Defense spending next year is responsible and within limits, with most increases a result of the war against terror, Defense Secretary Donald Rumsfeld told a Senate panel Tuesday.

"When one combines the costs of inflation, plus the must-pay bills, plus realistic cost estimates for weapons, readiness and depot maintenance, the correct figure is $359.4 billion. When one adds to that the $19.4 billion in this budget for the war on terrorism, the total comes to $378.8 billion," Rumsfeld told the Senate Armed Services Committee.

President Bush has proposed a $48 billion increase to the defense spending bill for the next fiscal year, including an additional $18 billion for homeland security that would pay for anti-bioterror efforts and improved border control, among other things. The request is a 14 percent increase that would bring the Pentagon budget to $379 billion.

In the new spending for the war on terrorism, more than $1 billion is allocated to pay for fighter patrols over parts of the United States.

The overall budget also includes funding for the new joint strike fighter, a doubling of money for U.S. Special Forces and a 4.9 percent increase across the board for military pay.

The budget puts money into buying a new generation of stealth fighter jets and more precision munitions. It accelerates the development of unmanned planes, converts four nuclear submarines to vessels that can fire cruise missiles and insert special forces into battle, and invests in new combat communications systems.

Critics charge the administration is simply throwing more money at existing programs and is not making the tough transformation choices that had been promised. Rumsfeld countered Monday that he wants to shut down 25 percent of military bases, which are not needed but cost a lot to maintain, but everyone in Congress resists a base closing in his or her district.

Some Pentagon officials said that the budget reflects some arm-twisting by lawmakers to squeeze in pet projects that have nothing to do with the war on terrorism.

Rumsfeld said Tuesday the biggest military spending increase in two decades is needed to prepare U.S. troops for future wars even as they fight today's battle against terrorism.

Those tasks are made harder because the Pentagon also needs to rebuild after a "procurementless decade" that overused and underfunded the military.

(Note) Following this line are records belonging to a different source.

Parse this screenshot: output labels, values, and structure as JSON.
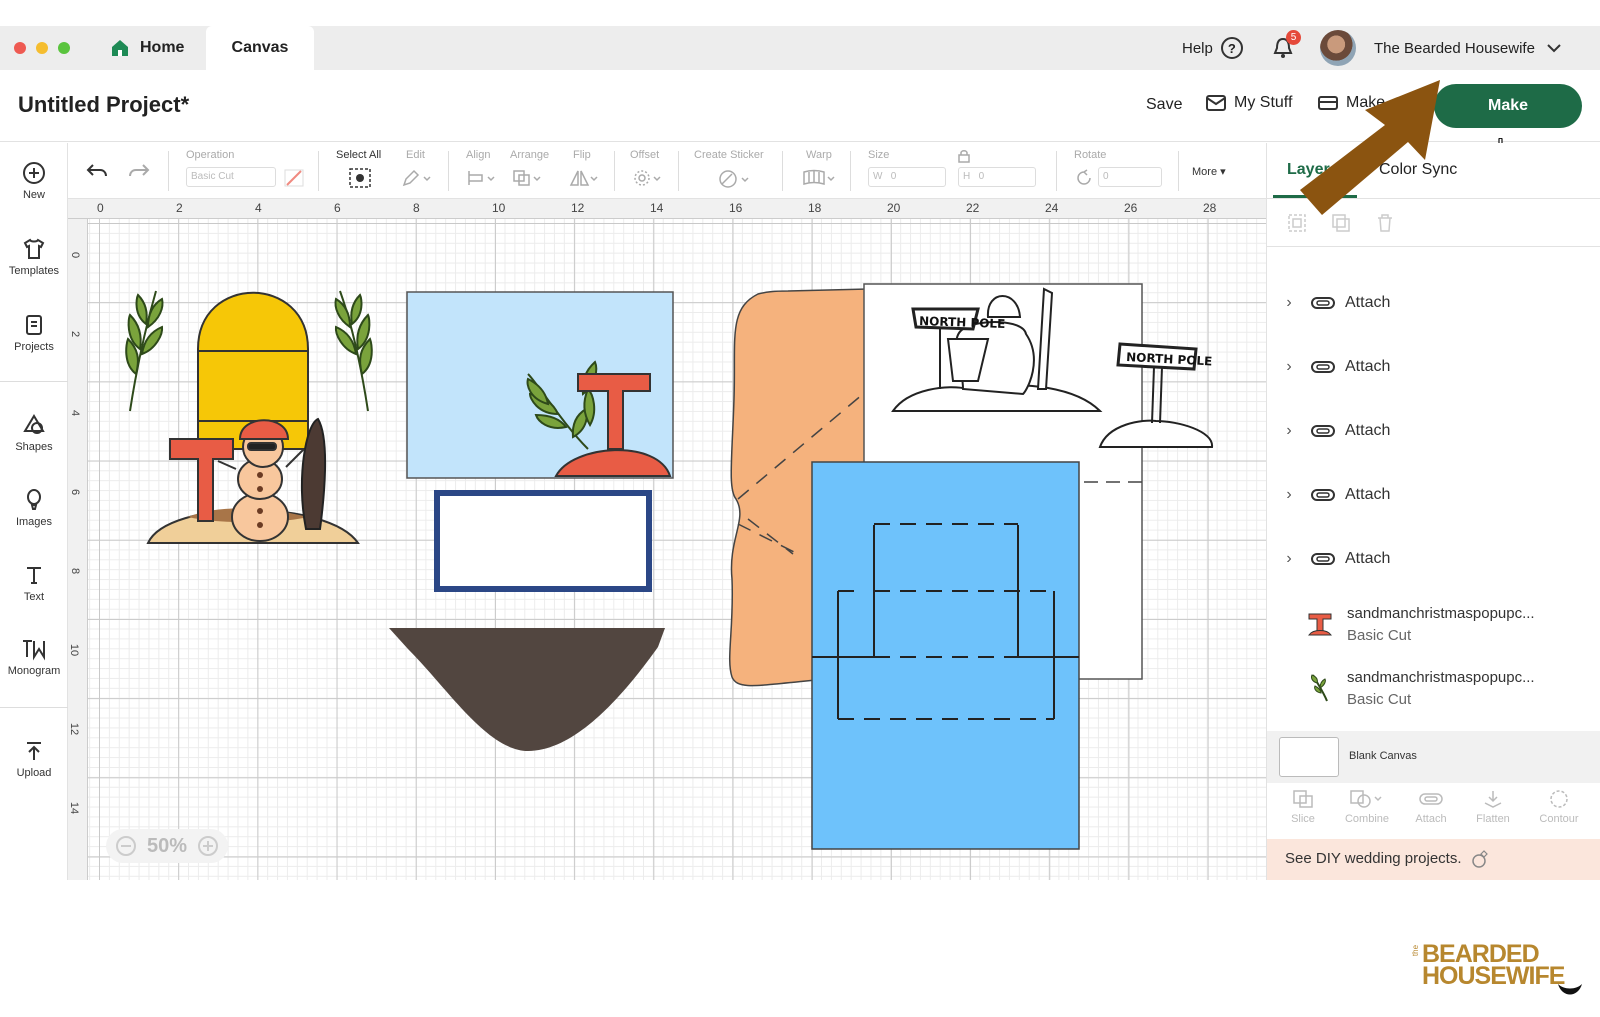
{
  "titlebar": {
    "tabs": {
      "home": "Home",
      "canvas": "Canvas"
    },
    "help": "Help",
    "help_glyph": "?",
    "notifications": "5",
    "user_name": "The Bearded Housewife"
  },
  "header": {
    "project_title": "Untitled Project*",
    "save": "Save",
    "my_stuff": "My Stuff",
    "machine": "Make...",
    "make": "Make"
  },
  "sidebar": {
    "new": "New",
    "templates": "Templates",
    "projects": "Projects",
    "shapes": "Shapes",
    "images": "Images",
    "text": "Text",
    "monogram": "Monogram",
    "upload": "Upload"
  },
  "toolbar": {
    "operation": "Operation",
    "operation_value": "Basic Cut",
    "select_all": "Select All",
    "edit": "Edit",
    "align": "Align",
    "arrange": "Arrange",
    "flip": "Flip",
    "offset": "Offset",
    "create_sticker": "Create Sticker",
    "warp": "Warp",
    "size": "Size",
    "w": "W",
    "w_value": "0",
    "h": "H",
    "h_value": "0",
    "rotate": "Rotate",
    "rotate_value": "0",
    "more": "More ▾"
  },
  "rulers": {
    "top": [
      "0",
      "2",
      "4",
      "6",
      "8",
      "10",
      "12",
      "14",
      "16",
      "18",
      "20",
      "22",
      "24",
      "26",
      "28"
    ],
    "left": [
      "0",
      "2",
      "4",
      "6",
      "8",
      "10",
      "12",
      "14"
    ]
  },
  "canvas": {
    "zoom": "50%",
    "sign_text": "NORTH POLE"
  },
  "panel": {
    "tabs": {
      "layers": "Layers",
      "color_sync": "Color Sync"
    },
    "layers": [
      {
        "label": "Attach"
      },
      {
        "label": "Attach"
      },
      {
        "label": "Attach"
      },
      {
        "label": "Attach"
      },
      {
        "label": "Attach"
      }
    ],
    "image_layers": [
      {
        "name": "sandmanchristmaspopupc...",
        "operation": "Basic Cut"
      },
      {
        "name": "sandmanchristmaspopupc...",
        "operation": "Basic Cut"
      }
    ],
    "blank_canvas": "Blank Canvas",
    "tools": {
      "slice": "Slice",
      "combine": "Combine",
      "attach": "Attach",
      "flatten": "Flatten",
      "contour": "Contour"
    },
    "promo": "See DIY wedding projects."
  },
  "watermark": {
    "line1": "BEARDED",
    "line2": "HOUSEWIFE",
    "small": "the"
  },
  "colors": {
    "make": "#1e6b47",
    "arrow": "#8b5410",
    "blue_card": "#6ec2fb",
    "light_blue": "#c2e4fb",
    "orange": "#f5b27d",
    "dark_brown": "#524640"
  }
}
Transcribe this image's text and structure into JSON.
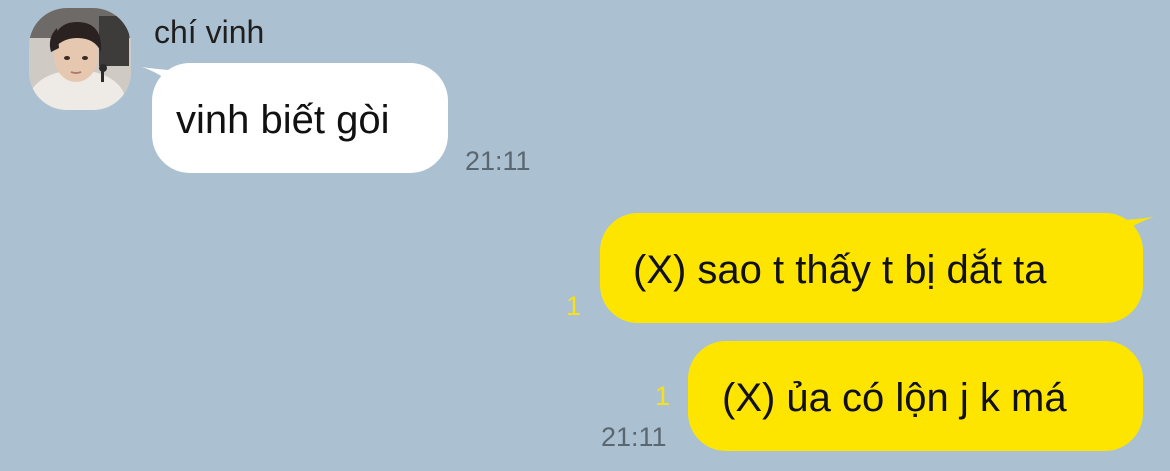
{
  "chat": {
    "sender": {
      "name": "chí vinh",
      "avatar": "profile-photo"
    },
    "messages": [
      {
        "direction": "incoming",
        "text": "vinh biết gòi",
        "time": "21:11"
      },
      {
        "direction": "outgoing",
        "text": "(X) sao t thấy t bị dắt ta",
        "unread": "1"
      },
      {
        "direction": "outgoing",
        "text": "(X) ủa có lộn j k má",
        "unread": "1",
        "time": "21:11"
      }
    ]
  },
  "colors": {
    "background": "#abc1d1",
    "incoming_bubble": "#ffffff",
    "outgoing_bubble": "#fee500",
    "unread_count": "#f6e11a",
    "timestamp": "#5a6670"
  }
}
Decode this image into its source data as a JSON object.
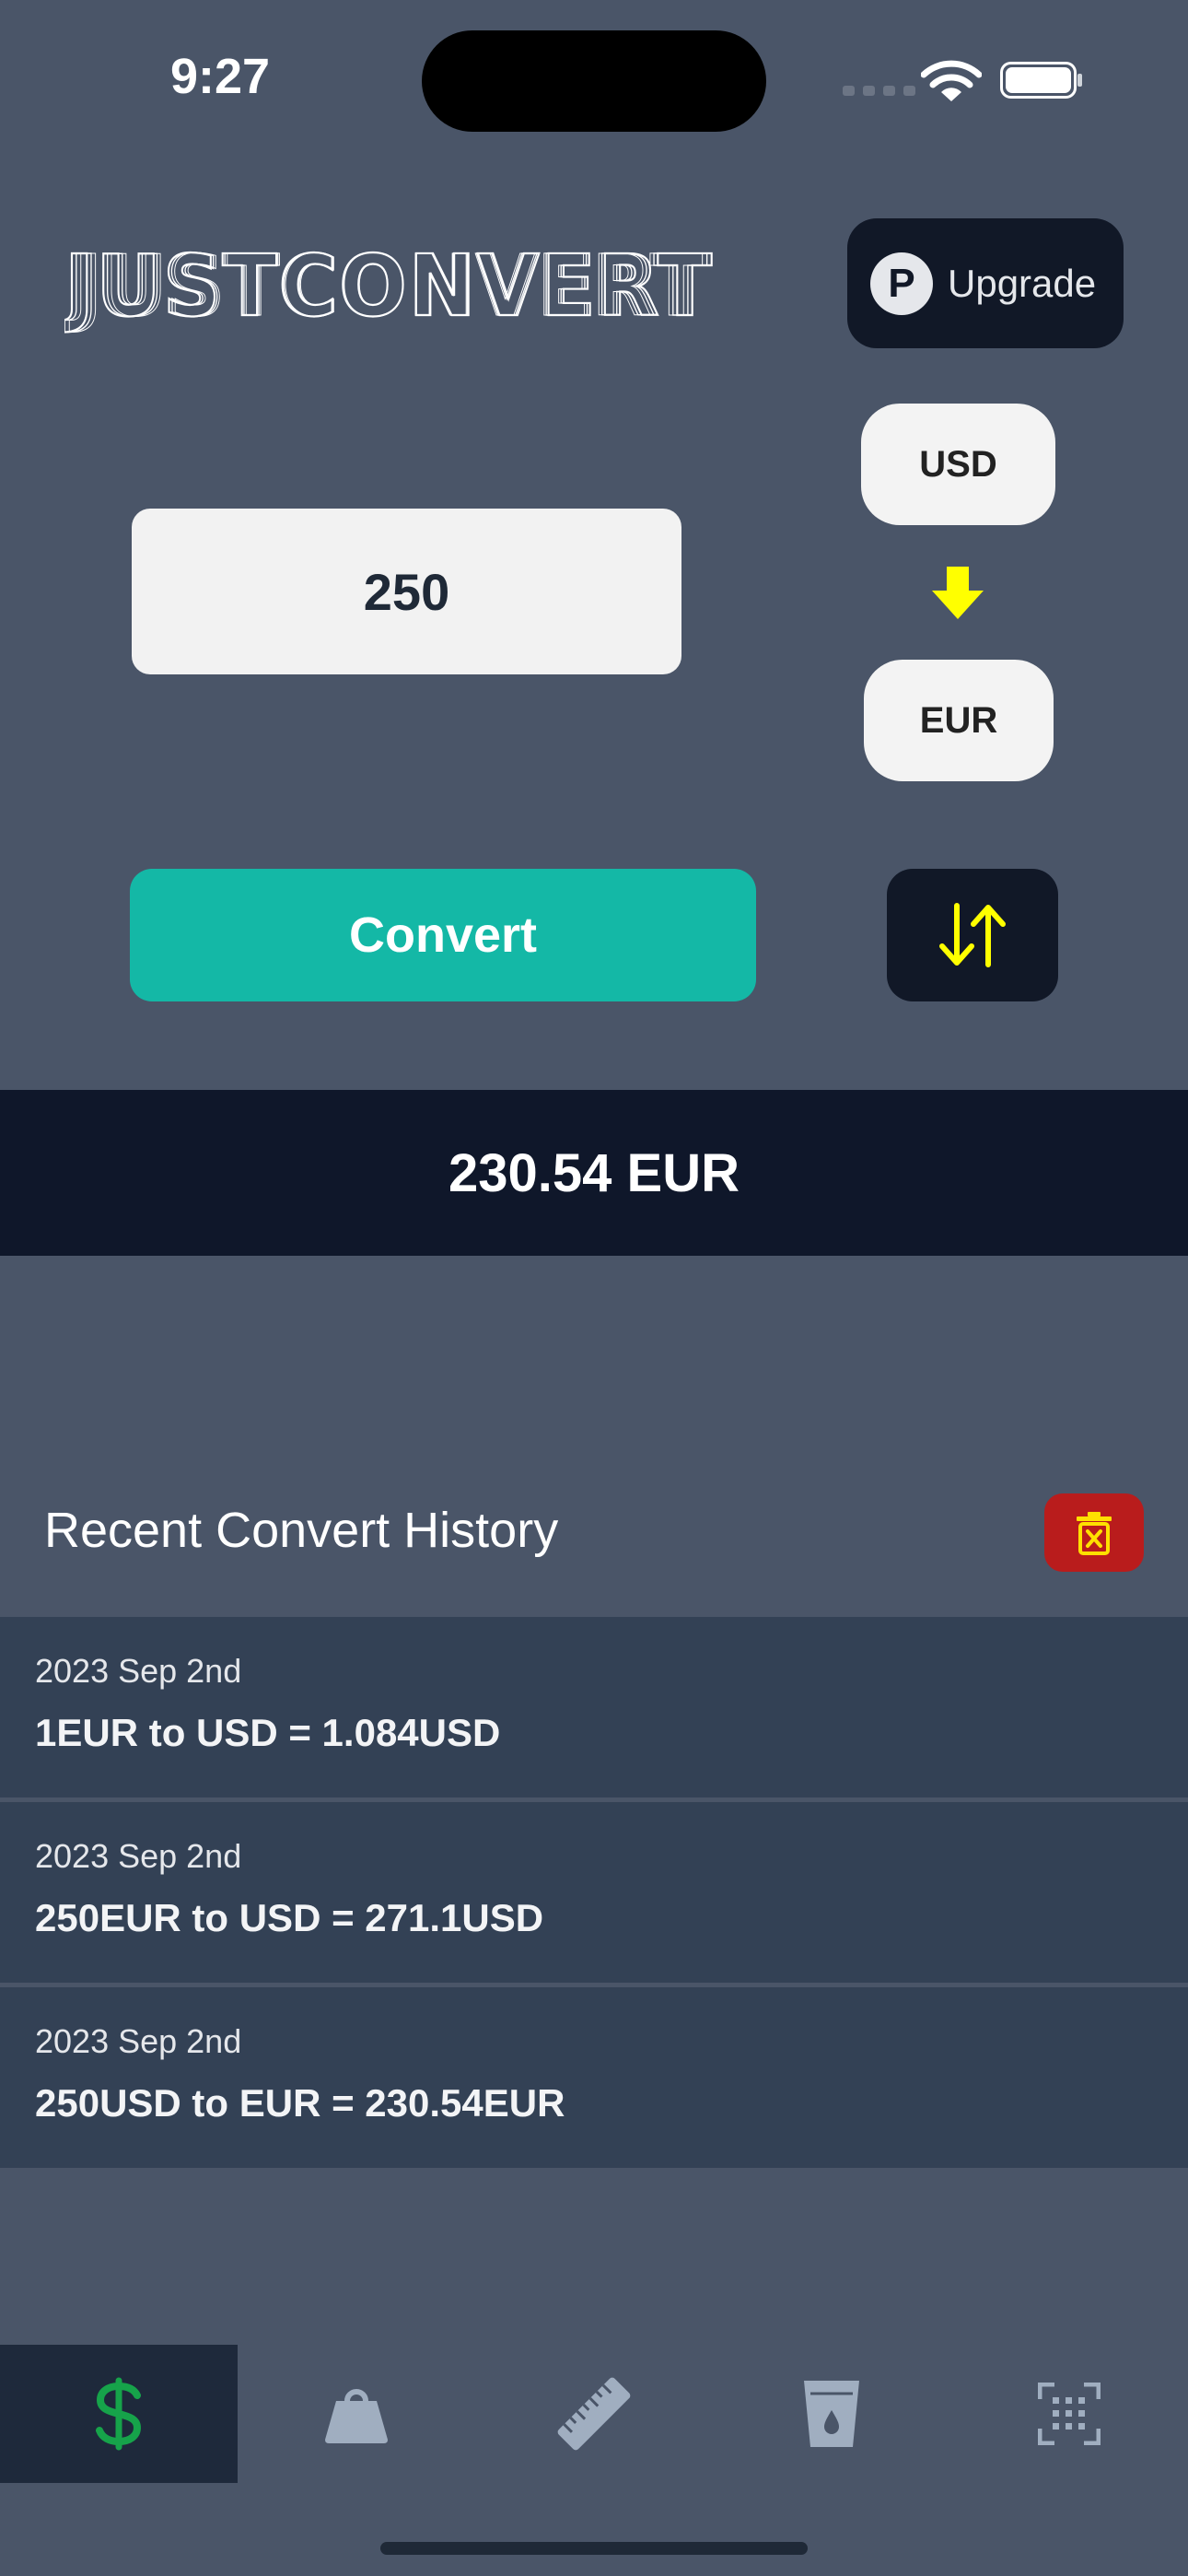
{
  "status_bar": {
    "time": "9:27"
  },
  "header": {
    "logo_text": "JUSTCONVERT",
    "upgrade": {
      "badge": "P",
      "label": "Upgrade"
    }
  },
  "converter": {
    "amount_value": "250",
    "from_currency": "USD",
    "to_currency": "EUR",
    "convert_label": "Convert",
    "result": "230.54 EUR"
  },
  "history": {
    "title": "Recent Convert History",
    "items": [
      {
        "date": "2023 Sep 2nd",
        "desc": "1EUR to USD = 1.084USD"
      },
      {
        "date": "2023 Sep 2nd",
        "desc": "250EUR to USD = 271.1USD"
      },
      {
        "date": "2023 Sep 2nd",
        "desc": "250USD to EUR = 230.54EUR"
      }
    ]
  },
  "tabs": [
    {
      "icon": "dollar-icon",
      "active": true
    },
    {
      "icon": "weight-icon",
      "active": false
    },
    {
      "icon": "ruler-icon",
      "active": false
    },
    {
      "icon": "cup-icon",
      "active": false
    },
    {
      "icon": "scan-icon",
      "active": false
    }
  ],
  "colors": {
    "background": "#4a5568",
    "dark": "#111827",
    "accent": "#14b8a6",
    "arrow": "#ffff00",
    "danger": "#b91c1c",
    "active_tab_icon": "#16a34a",
    "inactive_tab_icon": "#a0aec0"
  }
}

"When the Cold War ended, a defense drawdown took place that went too far ... overshot the mark," Rumsfeld said. "Now, through the prism of Sept. 11, we can see that our challenge is not simply to fix the underfunding of the past."

Instead, Rumsfeld said, the Defense Department has three difficult missions at once — win the worldwide war on terrorism, restore forces with what he called long-delayed investments in weapons, personnel and facility improvements and transform the military for 21st century warfare.

"Our adversaries are watching what we do, they're studying how we have been successfully attacked, how we are responding and how we may be vulnerable in the future," he said of the aftermath of the terrorist attacks on America.

"And we stand still at our peril," he said.

Rumsfeld was appearing with the Joint Chiefs of Staff chairman, Air Force Gen. Richard Myers, to woo support for the budget plan President Bush submitted to Congress on Monday.

Committee chairman Sen. Carl Levin, D-Mich., opened the hearing by praising America's military performance in the campaign to root Al Qaeda terrorist and Taliban supporters from power in Afghanistan. But he sounded some years-old concern about Pentagon spending.

He said that although the war is rightly Rumsfeld's No. 1 priority, lawmakers also want to see a detailed strategy for transforming the armed forces and progress in improving financial management at the department infamous for decades of bad accounting and waste.

The Pentagon says it has spent about $7 billion so far on the war in Afghanistan, which began Oct. 7. The costs have grown so rapidly, officials say, that Rumsfeld already has decided he must ask Congress for more money as early as March.

Fox News' David Shuster and the Associated Press contributed to this report.